[Interface dataset entries]
__________________________________________________

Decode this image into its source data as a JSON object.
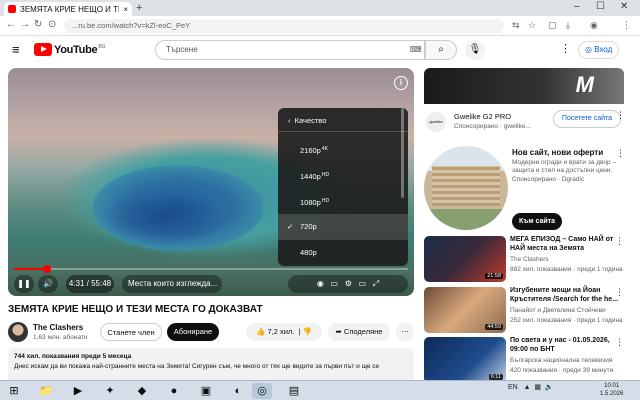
{
  "browser": {
    "tab_title": "ЗЕМЯТА КРИЕ НЕЩО И ТЕЗИ",
    "tab_close": "×",
    "new_tab": "+",
    "url": "...ru.be.com/watch?v=kZl-eoC_PeY",
    "window": {
      "minimize": "–",
      "maximize": "☐",
      "close": "✕"
    }
  },
  "youtube": {
    "logo_text": "YouTube",
    "country_code": "BG",
    "search_placeholder": "Търсене",
    "signin_label": "Вход"
  },
  "player": {
    "settings_header": "Качество",
    "quality_options": [
      {
        "label": "2160p",
        "badge": "4K"
      },
      {
        "label": "1440p",
        "badge": "HD"
      },
      {
        "label": "1080p",
        "badge": "HD"
      },
      {
        "label": "720p",
        "badge": ""
      },
      {
        "label": "480p",
        "badge": ""
      }
    ],
    "selected_quality": "720p",
    "time": "4:31 / 55:48",
    "chapter_pill": "Места които изглежда...",
    "progress_fraction": 0.083
  },
  "video": {
    "title": "ЗЕМЯТА КРИЕ НЕЩО И ТЕЗИ МЕСТА ГО ДОКАЗВАТ",
    "channel_name": "The Clashers",
    "subscribers": "1,63 млн. абонати",
    "join_label": "Станете член",
    "subscribe_label": "Абониране",
    "likes": "7,2 хил.",
    "share_label": "Споделяне",
    "description_stats": "744 хил. показвания  преди 5 месеца",
    "description_text": "Днес искам да ви покажа най-странните места на Земята! Сигурен съм, че много от тях ще видите за първи път и ще се"
  },
  "sidebar": {
    "ad1": {
      "title": "Gwelike G2 PRO",
      "sponsored": "Спонсорирано · gwelike...",
      "button": "Посетете сайта",
      "logo": "gwelike"
    },
    "ad2": {
      "title": "Нов сайт, нови оферти",
      "description": "Модерни огради и врати за двор – защита и стил на достъпни цени.",
      "sponsored": "Спонсорирано · Dgradic",
      "button": "Към сайта"
    },
    "videos": [
      {
        "title": "МЕГА ЕПИЗОД – Само НАЙ от НАЙ места на Земята",
        "channel": "The Clashers",
        "meta": "882 хил. показвания · преди 1 година",
        "duration": "21:58"
      },
      {
        "title": "Изгубените мощи на Йоан Кръстителя /Search for the he...",
        "channel": "Панайот и Дветелина Стойчеви",
        "meta": "252 хил. показвания · преди 1 година",
        "duration": "44:59"
      },
      {
        "title": "По света и у нас - 01.05.2026, 09:00 по БНТ",
        "channel": "Българска национална телевизия",
        "meta": "420 показвания · преди 39 минути",
        "duration": "6:11"
      }
    ]
  },
  "taskbar": {
    "lang": "EN",
    "time": "10:01",
    "date": "1.5.2026"
  }
}
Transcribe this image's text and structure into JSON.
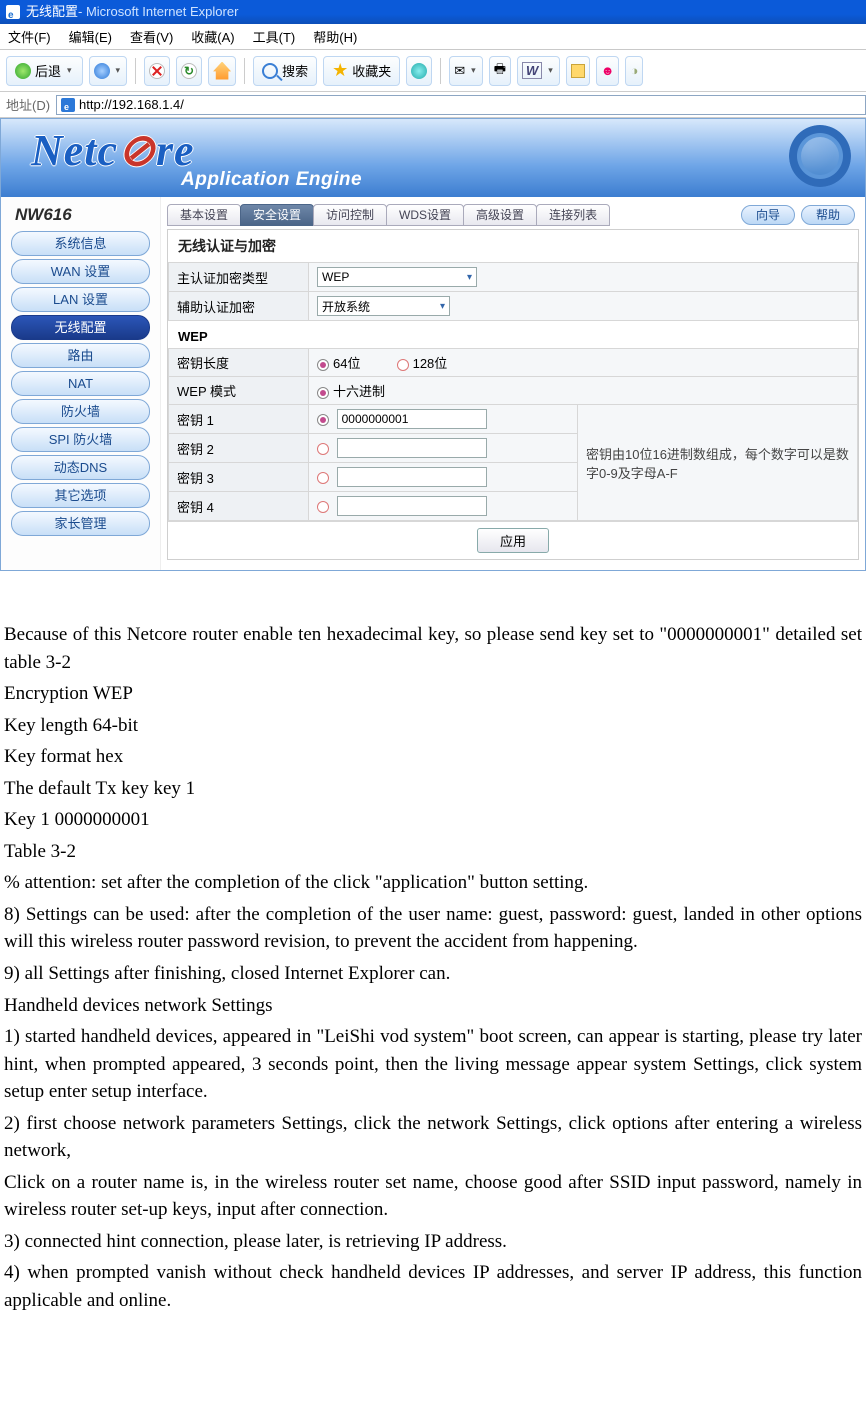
{
  "browser": {
    "title_page": "无线配置",
    "title_app": " - Microsoft Internet Explorer",
    "menu": {
      "file": "文件(F)",
      "edit": "编辑(E)",
      "view": "查看(V)",
      "fav": "收藏(A)",
      "tools": "工具(T)",
      "help": "帮助(H)"
    },
    "toolbar": {
      "back": "后退",
      "search": "搜索",
      "favorites": "收藏夹"
    },
    "address_label": "地址(D)",
    "url": "http://192.168.1.4/"
  },
  "router": {
    "logo_left": "Netc",
    "logo_right": "re",
    "subtitle": "Application Engine",
    "model": "NW616",
    "sidebar": [
      "系统信息",
      "WAN 设置",
      "LAN 设置",
      "无线配置",
      "路由",
      "NAT",
      "防火墙",
      "SPI 防火墙",
      "动态DNS",
      "其它选项",
      "家长管理"
    ],
    "sidebar_active_index": 3,
    "tabs": [
      "基本设置",
      "安全设置",
      "访问控制",
      "WDS设置",
      "高级设置",
      "连接列表"
    ],
    "tabs_sel_index": 1,
    "right_pills": {
      "wizard": "向导",
      "help": "帮助"
    },
    "auth_section": {
      "title": "无线认证与加密",
      "rows": {
        "main_type_label": "主认证加密类型",
        "main_type_value": "WEP",
        "aux_label": "辅助认证加密",
        "aux_value": "开放系统"
      }
    },
    "wep_section": {
      "title": "WEP",
      "keylen_label": "密钥长度",
      "keylen_64": "64位",
      "keylen_128": "128位",
      "mode_label": "WEP 模式",
      "mode_value": "十六进制",
      "key_labels": [
        "密钥 1",
        "密钥 2",
        "密钥 3",
        "密钥 4"
      ],
      "key_values": [
        "0000000001",
        "",
        "",
        ""
      ],
      "key_selected_index": 0,
      "hint": "密钥由10位16进制数组成，每个数字可以是数字0-9及字母A-F",
      "apply": "应用"
    }
  },
  "doc": {
    "p1": "Because of this Netcore router enable ten hexadecimal key, so please send key set to \"0000000001\" detailed set table 3-2",
    "p2": "Encryption WEP",
    "p3": "Key length 64-bit",
    "p4": "Key format hex",
    "p5": "The default Tx key key 1",
    "p6": "Key 1 0000000001",
    "p7": "Table 3-2",
    "p8": "% attention: set after the completion of the click \"application\" button setting.",
    "p9": "8) Settings can be used: after the completion of the user name: guest, password: guest, landed in other options will this wireless router password revision, to prevent the accident from happening.",
    "p10": "9) all Settings after finishing, closed Internet Explorer can.",
    "p11": "Handheld devices network Settings",
    "p12": "1) started handheld devices, appeared in \"LeiShi vod system\" boot screen, can appear is starting, please try later hint, when prompted appeared, 3 seconds point, then the living message appear system Settings, click system setup enter setup interface.",
    "p13": "2) first choose network parameters Settings, click the network Settings, click options after entering a wireless network,",
    "p14": "Click on a router name is, in the wireless router set name, choose good after SSID input password, namely in wireless router set-up keys, input after connection.",
    "p15": "3) connected hint connection, please later, is retrieving IP address.",
    "p16": "4) when prompted vanish without check handheld devices IP addresses, and server IP address, this function applicable and online."
  }
}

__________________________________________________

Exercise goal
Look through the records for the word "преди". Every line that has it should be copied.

Reply to the exercise
    "description_stats": "744 хил. показвания  преди 5 месеца",
        "meta": "882 хил. показвания · преди 1 година",
        "meta": "252 хил. показвания · преди 1 година",
        "meta": "420 показвания · преди 39 минути",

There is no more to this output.